Some of the metrics can't be disputed. They are part of Trout's 2014 box score. For instance:
As his average fell below .300 for the first time (to .287), Trout's strike out rate jumped from 19% to 26% and he led the AL in strike outs at 184 (compared to 136 in 2013). His pop up rate almost doubled, and the number of at bats ending in fly balls put him in the 90th percentile.
That lower batting average and fewer ground balls resulted in his stolen base total dropping from 49 and 33 in his first two seasons to 16 this year.
In addition, while batting a composite .262 in August and September before going 1 for 12 as Kansas City wiped out the Angels in the division series, no major league hitter saw more pitches--almost 40%-- that Fangraph describes as "high and hard."
An obvious vulnerability?
A conscious effort for power above all else?
It's a matter of how the metrics are interpreted.
"Look, we all have a tendency to pick things apart," Angels manager Mike Scioscia said from his Westlake Village home. "We win more games than any team in the major leagues and the only thing people remember is the series with Kansas City. Were we disappointed with that? Of course. Was it the way we wanted it to end? Certainly not.
"With Mike, a couple categories weren't what people might expect but you have to look at the whole picture, and this guy is still the best offensive player in baseball, the best player. I mean, the thing we tried to do for Mike this year was put him in a position where he could hit with more guys on base, which is why we moved him (from leadoff) to No. 2 in the batting order, and I certainly think he responded."
For Scioscia and his hitting coach, Don Baylor, it's all a matter of Trout evolving and pitchers adjusting. The name of the game in other words.
"I saw the league change its approach more than Mike change his style or objective," Baylor, the 1979 MVP, said from his LaQuinta home. "Mike likes the ball down, likes to take the first pitch and go from there. Guys like (Don) Mattingly, (Rod) Carew and (Wade) Boggs were the same way but recognized that at times you have to be more aggressive.
"Mike understands. He's young, still learning, and pitchers are going to try and exploit any possible weakness Yes, he was worked high and hard, but he also saw breaking balls away, fastballs and cutters in, and with all that he had an MVP season and recognizes that the main thing now is to whittle down the strikeouts, put the ball in play, put pressure on the defense with his speed. Nothing good happens on a strike out except for giving the bat boy more work."
Added Scioscia: "For anyone to suggest that Mike was trying to force anything or that he changed anything in his style or approach I strongly disagree. I mean, people tend to look past the fact that he's still a very young hitter who is going to continue making little adjustments that any hitter will as they gain experience and evolve into the type hitter they are going to be long-term.

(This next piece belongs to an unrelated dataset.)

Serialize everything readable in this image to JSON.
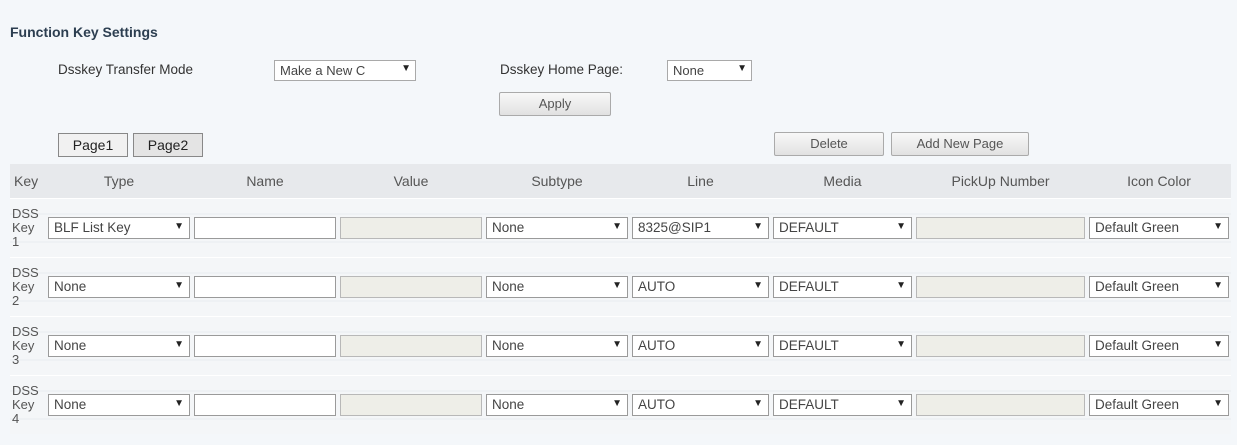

He certainly has the power to hit that many home runs again and he certainly has the ability to hit .310 and .320. And, as he continues to evolve and gain the experience that all hitters need, I think you'll see the strike outs shrink and the situational component improve."
Situational component? Is there really a need to throw up a defense for a player of Trout's caliber?
What 23 year old in any endeavor isn't evolving?
And given Trout's three year production it seems realistic to think, as Scioscia and Baylor believe, that an adjustment here and there and a little more aggressiveness early in the count should help restore his batting average and turn some of those pop ups and fly balls into line drives and ground balls, benefitting his speed.
The bottom line, perhaps, is that for all of those often indecipherable metrics (WAR, OPS, BABIP), Trout is about to emerge with an acronym that tells a more complete story: MVP.